• _WHAT NEEDS TO BE DONE_:
Each line of the data below holding the word "last" must be copied.

• _DATA IN THIS EXERCISE_:
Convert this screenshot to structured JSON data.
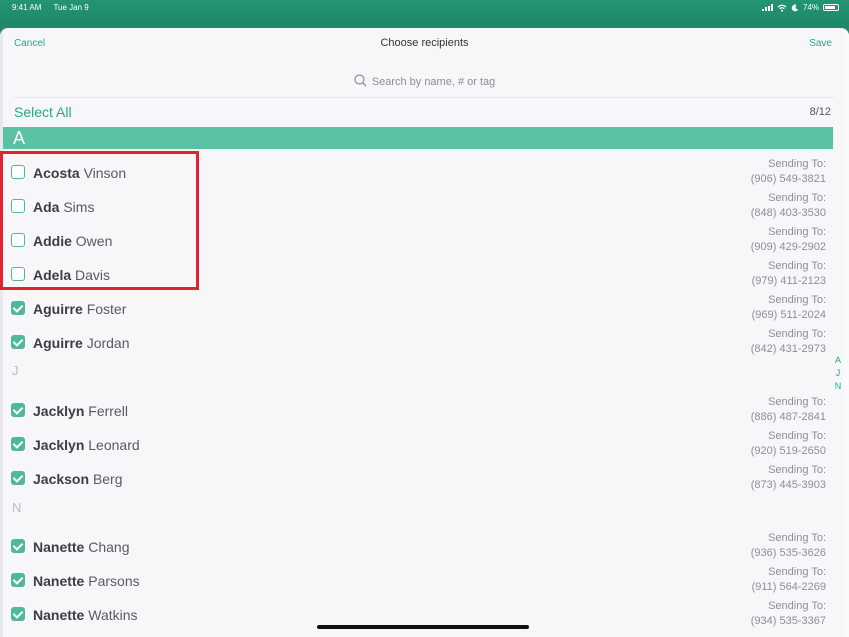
{
  "status": {
    "time": "9:41 AM",
    "date": "Tue Jan 9",
    "battery": "74%"
  },
  "nav": {
    "cancel": "Cancel",
    "title": "Choose recipients",
    "save": "Save"
  },
  "search": {
    "placeholder": "Search by name, # or tag"
  },
  "selection": {
    "select_all": "Select All",
    "count": "8/12"
  },
  "sections": {
    "a": "A",
    "j": "J",
    "n": "N"
  },
  "sending_label": "Sending To:",
  "contacts": [
    {
      "first": "Acosta",
      "last": "Vinson",
      "phone": "(906) 549-3821",
      "checked": false
    },
    {
      "first": "Ada",
      "last": "Sims",
      "phone": "(848) 403-3530",
      "checked": false
    },
    {
      "first": "Addie",
      "last": "Owen",
      "phone": "(909) 429-2902",
      "checked": false
    },
    {
      "first": "Adela",
      "last": "Davis",
      "phone": "(979) 411-2123",
      "checked": false
    },
    {
      "first": "Aguirre",
      "last": "Foster",
      "phone": "(969) 511-2024",
      "checked": true
    },
    {
      "first": "Aguirre",
      "last": "Jordan",
      "phone": "(842) 431-2973",
      "checked": true
    },
    {
      "first": "Jacklyn",
      "last": "Ferrell",
      "phone": "(886) 487-2841",
      "checked": true
    },
    {
      "first": "Jacklyn",
      "last": "Leonard",
      "phone": "(920) 519-2650",
      "checked": true
    },
    {
      "first": "Jackson",
      "last": "Berg",
      "phone": "(873) 445-3903",
      "checked": true
    },
    {
      "first": "Nanette",
      "last": "Chang",
      "phone": "(936) 535-3626",
      "checked": true
    },
    {
      "first": "Nanette",
      "last": "Parsons",
      "phone": "(911) 564-2269",
      "checked": true
    },
    {
      "first": "Nanette",
      "last": "Watkins",
      "phone": "(934) 535-3367",
      "checked": true
    }
  ],
  "index_letters": [
    "A",
    "J",
    "N"
  ],
  "colors": {
    "accent": "#23a98a",
    "section": "#5ac1a4",
    "highlight": "#e0242f"
  }
}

• _EXERCISE RESPONSE_:
      "last": "Vinson",
      "last": "Sims",
      "last": "Owen",
      "last": "Davis",
      "last": "Foster",
      "last": "Jordan",
      "last": "Ferrell",
      "last": "Leonard",
      "last": "Berg",
      "last": "Chang",
      "last": "Parsons",
      "last": "Watkins",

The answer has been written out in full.